January 1, 2011

The potential effects of long-term urbanization and climate change on the freshwater resources of the Flint River basin were examined by using the Precipitation-Runoff Modeling System (PRMS). PRMS is a deterministic, distributed-parameter watershed model developed to evaluate the effects of various combinations of precipitation, temperature, and land cover on streamflow and multiple intermediate hydrologic states. Precipitation and temperature output from five general circulation models (GCMs) using one current and three future climate-change scenarios were statistically downscaled for input into PRMS. Projections of urbanization through 2050 derived for the Flint River basin by the Forecasting Scenarios of Future Land-Cover (FORE-SCE) land-cover change model were also used as input to PRMS. Comparison of the central tendency of streamflow simulated based on the three climate-change scenarios showed a slight decrease in overall streamflow relative to simulations under current conditions, mostly caused by decreases in the surface- runoff and groundwater components.
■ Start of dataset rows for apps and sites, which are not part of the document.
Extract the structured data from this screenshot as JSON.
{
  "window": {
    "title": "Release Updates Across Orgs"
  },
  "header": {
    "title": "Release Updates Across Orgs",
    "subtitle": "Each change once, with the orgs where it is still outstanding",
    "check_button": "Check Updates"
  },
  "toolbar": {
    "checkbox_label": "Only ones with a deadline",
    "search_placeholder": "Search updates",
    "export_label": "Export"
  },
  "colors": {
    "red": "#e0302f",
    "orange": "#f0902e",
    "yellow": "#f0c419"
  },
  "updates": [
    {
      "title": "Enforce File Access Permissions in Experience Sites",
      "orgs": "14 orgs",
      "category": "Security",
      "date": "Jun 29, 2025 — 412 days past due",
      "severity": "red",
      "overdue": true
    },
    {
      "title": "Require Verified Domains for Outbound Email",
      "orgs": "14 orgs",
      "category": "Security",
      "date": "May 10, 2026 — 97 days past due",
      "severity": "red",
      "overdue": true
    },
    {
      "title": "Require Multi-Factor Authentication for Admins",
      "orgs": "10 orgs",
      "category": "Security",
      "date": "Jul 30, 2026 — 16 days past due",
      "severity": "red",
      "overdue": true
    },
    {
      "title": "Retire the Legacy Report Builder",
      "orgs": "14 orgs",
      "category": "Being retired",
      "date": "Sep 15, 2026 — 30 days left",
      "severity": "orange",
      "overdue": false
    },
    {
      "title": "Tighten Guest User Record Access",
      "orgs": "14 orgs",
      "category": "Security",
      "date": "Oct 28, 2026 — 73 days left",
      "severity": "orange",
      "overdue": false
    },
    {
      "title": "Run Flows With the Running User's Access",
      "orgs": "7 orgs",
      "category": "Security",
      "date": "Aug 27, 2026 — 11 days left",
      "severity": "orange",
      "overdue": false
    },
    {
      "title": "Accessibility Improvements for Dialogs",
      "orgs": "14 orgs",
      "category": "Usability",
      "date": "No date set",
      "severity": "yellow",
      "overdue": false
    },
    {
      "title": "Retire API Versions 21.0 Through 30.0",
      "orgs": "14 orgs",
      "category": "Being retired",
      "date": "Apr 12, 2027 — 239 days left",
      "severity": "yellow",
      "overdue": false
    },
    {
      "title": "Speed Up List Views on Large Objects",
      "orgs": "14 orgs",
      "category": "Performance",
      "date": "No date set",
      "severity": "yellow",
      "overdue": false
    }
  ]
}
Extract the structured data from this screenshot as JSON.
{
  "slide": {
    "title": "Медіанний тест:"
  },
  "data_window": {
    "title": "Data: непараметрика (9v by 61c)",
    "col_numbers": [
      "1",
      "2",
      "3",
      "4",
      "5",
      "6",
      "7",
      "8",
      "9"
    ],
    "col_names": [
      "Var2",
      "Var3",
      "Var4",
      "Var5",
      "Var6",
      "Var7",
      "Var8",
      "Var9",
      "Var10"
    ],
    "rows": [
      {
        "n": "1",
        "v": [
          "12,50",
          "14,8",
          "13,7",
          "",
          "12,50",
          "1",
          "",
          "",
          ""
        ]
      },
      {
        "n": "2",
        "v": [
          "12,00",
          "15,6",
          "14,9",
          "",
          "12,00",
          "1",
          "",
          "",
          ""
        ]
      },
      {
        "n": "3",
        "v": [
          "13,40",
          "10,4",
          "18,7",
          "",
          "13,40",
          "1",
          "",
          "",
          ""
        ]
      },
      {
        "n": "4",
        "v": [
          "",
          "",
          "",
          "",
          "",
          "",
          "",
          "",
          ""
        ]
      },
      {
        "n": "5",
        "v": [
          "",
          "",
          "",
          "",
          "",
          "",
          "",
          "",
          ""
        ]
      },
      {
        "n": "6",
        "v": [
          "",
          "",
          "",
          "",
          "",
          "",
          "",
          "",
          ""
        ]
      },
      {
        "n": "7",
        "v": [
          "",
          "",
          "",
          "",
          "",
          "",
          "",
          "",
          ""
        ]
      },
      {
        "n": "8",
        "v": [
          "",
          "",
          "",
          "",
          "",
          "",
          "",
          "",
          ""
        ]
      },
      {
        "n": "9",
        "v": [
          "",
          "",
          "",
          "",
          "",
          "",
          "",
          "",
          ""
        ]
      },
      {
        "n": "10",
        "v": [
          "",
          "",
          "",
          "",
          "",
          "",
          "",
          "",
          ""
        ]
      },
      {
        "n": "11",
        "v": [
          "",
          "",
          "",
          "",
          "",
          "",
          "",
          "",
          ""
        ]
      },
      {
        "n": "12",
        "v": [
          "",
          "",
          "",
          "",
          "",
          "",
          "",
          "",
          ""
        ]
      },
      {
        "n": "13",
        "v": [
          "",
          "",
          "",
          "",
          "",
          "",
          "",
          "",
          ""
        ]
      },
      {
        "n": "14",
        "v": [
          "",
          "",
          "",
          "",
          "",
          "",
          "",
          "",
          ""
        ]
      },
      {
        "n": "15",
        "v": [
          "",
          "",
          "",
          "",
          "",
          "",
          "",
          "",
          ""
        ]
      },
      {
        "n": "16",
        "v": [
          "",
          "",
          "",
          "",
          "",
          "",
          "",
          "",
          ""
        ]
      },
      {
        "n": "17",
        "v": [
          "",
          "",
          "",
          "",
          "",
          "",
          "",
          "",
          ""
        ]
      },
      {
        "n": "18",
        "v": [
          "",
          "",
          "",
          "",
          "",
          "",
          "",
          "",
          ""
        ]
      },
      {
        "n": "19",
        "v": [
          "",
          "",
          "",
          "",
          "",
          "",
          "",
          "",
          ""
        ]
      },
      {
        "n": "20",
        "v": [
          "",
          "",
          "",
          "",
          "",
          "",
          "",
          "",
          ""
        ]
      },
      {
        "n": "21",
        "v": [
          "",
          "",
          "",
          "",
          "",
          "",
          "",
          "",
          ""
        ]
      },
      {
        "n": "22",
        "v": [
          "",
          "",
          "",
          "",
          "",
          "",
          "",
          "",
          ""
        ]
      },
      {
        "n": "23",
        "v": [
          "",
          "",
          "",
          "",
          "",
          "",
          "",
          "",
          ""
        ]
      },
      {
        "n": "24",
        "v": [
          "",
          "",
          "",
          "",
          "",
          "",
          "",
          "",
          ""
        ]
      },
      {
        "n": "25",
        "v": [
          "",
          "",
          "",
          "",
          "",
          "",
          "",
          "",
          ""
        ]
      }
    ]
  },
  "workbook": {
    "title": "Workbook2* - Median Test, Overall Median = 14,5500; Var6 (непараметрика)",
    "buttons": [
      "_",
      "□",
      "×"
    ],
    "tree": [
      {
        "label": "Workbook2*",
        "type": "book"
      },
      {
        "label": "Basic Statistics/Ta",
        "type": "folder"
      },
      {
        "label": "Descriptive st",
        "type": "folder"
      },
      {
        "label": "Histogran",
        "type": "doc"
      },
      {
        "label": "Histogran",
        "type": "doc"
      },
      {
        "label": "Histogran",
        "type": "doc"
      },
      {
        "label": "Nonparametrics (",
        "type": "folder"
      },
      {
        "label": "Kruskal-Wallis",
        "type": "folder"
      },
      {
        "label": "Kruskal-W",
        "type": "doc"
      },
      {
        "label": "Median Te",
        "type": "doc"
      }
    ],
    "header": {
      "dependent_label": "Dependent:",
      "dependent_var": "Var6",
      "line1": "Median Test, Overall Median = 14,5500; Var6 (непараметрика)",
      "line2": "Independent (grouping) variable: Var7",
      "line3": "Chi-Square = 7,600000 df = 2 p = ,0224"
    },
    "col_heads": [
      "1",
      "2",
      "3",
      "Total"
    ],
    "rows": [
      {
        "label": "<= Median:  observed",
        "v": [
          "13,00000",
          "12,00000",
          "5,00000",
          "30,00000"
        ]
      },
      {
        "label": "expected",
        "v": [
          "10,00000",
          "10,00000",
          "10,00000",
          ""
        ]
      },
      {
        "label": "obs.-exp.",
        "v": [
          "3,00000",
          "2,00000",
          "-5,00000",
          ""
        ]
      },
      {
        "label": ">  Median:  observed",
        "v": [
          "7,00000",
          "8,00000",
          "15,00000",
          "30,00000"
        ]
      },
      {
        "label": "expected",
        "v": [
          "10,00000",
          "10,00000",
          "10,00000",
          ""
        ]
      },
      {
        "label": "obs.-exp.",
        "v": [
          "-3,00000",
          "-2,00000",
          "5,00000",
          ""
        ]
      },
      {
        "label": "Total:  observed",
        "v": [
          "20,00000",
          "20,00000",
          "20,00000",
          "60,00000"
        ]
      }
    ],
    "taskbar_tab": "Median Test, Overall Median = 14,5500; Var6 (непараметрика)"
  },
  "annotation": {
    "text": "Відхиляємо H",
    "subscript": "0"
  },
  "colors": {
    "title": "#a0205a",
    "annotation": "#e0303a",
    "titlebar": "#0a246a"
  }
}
The addition of information about forecasted urbanization of land surfaces to the hydrologic simulation mitigated the decreases in streamflow, mainly by increasing surface runoff.

Publication Year 2011
Title Hydrologic effects of urbanization and climate change on the Flint River Basin, Georgia
DOI 10.1175/2010EI369.1
Authors Roland J. Viger, Lauren E. Hay, Steven L. Markstrom, John Jones, Gary R. Buell
Publication Type Article
Publication Subtype Journal Article
Series Title Earth Interactions
Index ID 70170464
Record Source USGS Publications Warehouse
USGS Organization National Research Program - Central Branch